HOLLYWOOD -- By refusing to promote Jeffrey Katzenberg to the No. 2 job at Walt Disney Co., Michael Eisner, the chairman and chief executive, has taken a risk that leaves not only the successful film studio but the entire company in turmoil, movie industry executives and agents said yesterday.
Mr. Katzenberg's decision on Wednesday to quit the company he helped build during the last decade after the rebuff by Mr. Eisner comes at an especially troubled time at Disney.
Once viewed as one of the most stable and successful entertainment-industry giants, Disney had been engulfed by a series of strains this year in its management and its businesses that have been compounded by the turbulence surrounding Mr. Katzenberg's departure.
The death of Frank G. Wells, the company's president and Mr. Eisner's closest associate, in a helicopter crash on April 3 was followed slightly more than three months later by Mr. Eisner's emergency quadruple heart-bypass surgery.
Mr. Eisner, 52, is working part time, and colleagues said he looks frail.
Losses at the Euro Disney theme park outside Paris, the slow growth at Disneyland and Disney World as well as a tide of opposition among historians and conservationists to a proposed Civil War theme park in Virginia, have added to the company's difficulties.
Most troubling for the company, industry analysts said, is the gaping hole Mr. Katzenberg's departure leaves in several areas.
His strong leadership of the animation division delivered movies, such as "Beauty and the Beast," "Aladdin," and "The Lion King," that earned billions of dollars for Disney in box office, video and merchandising receipts.
He was also energetically involved in the company's television programming as well as Disney's arrival on Broadway with the hit "Beauty and the Beast" and several musicals to follow.
And he shrewdly expanded the reach of the motion pictures division through the acquisition of Miramax, whose offbeat films are hardly traditional family-style Disney fare, and a production deal with the Academy Award winning team of Ismail Merchant and James Ivory, the makers of "Room With a View," "Howard's End" and "Remains of the Day."
Several people at Disney said that Mr. Katzenberg's mood changed from exuberance to sadness yesterday morning as he responded to dozens of messages from industry colleagues.

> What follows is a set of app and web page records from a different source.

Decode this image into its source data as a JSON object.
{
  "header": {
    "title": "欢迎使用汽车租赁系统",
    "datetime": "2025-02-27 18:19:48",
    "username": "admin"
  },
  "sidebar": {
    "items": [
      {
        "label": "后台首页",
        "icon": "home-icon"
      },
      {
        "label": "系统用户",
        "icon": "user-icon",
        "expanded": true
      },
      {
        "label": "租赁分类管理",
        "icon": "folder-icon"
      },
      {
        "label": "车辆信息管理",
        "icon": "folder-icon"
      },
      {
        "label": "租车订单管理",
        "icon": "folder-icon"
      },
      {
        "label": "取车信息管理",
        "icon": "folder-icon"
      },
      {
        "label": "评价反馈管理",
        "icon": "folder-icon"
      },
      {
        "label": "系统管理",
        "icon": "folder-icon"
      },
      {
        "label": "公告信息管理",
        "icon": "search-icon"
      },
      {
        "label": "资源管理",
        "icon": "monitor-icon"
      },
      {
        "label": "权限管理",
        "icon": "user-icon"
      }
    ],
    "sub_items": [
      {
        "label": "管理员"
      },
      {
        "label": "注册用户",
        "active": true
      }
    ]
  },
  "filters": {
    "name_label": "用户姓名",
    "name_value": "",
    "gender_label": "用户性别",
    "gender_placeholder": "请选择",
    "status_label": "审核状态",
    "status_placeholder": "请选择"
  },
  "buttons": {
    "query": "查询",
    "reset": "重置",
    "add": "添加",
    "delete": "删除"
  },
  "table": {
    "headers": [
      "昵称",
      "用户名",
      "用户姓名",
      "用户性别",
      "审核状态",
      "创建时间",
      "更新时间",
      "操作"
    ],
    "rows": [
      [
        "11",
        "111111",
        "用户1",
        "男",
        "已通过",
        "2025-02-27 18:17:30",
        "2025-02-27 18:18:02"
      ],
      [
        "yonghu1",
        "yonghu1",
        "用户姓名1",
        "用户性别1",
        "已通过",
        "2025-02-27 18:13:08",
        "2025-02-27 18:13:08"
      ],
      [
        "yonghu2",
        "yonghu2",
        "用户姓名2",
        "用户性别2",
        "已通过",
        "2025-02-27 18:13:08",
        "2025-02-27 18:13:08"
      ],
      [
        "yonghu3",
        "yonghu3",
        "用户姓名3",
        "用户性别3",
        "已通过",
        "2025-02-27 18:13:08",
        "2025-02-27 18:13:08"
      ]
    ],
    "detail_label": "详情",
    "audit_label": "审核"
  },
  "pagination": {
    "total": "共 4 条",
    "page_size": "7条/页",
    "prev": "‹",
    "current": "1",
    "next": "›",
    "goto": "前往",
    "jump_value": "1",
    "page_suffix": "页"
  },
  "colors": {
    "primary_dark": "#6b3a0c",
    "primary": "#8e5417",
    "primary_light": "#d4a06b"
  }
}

"He loved this job, he loved this company," said one of his top aides.
His departure was attributed to Mr. Eisner's insistence that he wanted to run the company alone, without a partner.
And several executives at Disney said that Roy E. Disney, vice chairman of the company and one of the few remaining links to the founder, Walt Disney, his uncle, was opposed to enhancing Mr. Katzenberg's responsibilities by elevating him to the No. 2 job.
Those reasons are said to be personal but unclear. Mr. Disney has been in nominal charge of animation for years, though Mr. Katzenberg has dominated the division's productions.
Yesterday, Mr. Eisner said Mr. Disney would serve as Mr. Katzenberg's replacement in the animated division.
Mr. Katzenberg, whose responsibilities will partly be assumed by Joe Roth, the former chairman of 20th Century Fox, met with Mr. Roth at lunch yesterday at Disney's studios in Burbank, Calif.
In a phone interview, Mr. Katzenberg said, "This is not an angry or hostile separation. This is really about two people who have worked in a relationship for 19 years. It reached a point in which I was seeking to redefine the relationship and become Michael's partner. I wanted a greater challenge and new opportunities. I wasn't looking to walk away from it, abandon it.
"Michael's the boss, and he has every right to run the company the way he's most comfortable," Mr. Katzenberg, who will leave in mid-September, said.
"I haven't a scintilla of resentment about that. Michael's been my mentor, my teacher and my friend for 19 years, and I adore him."
Mr. Katzenberg said his future plans are up in the air.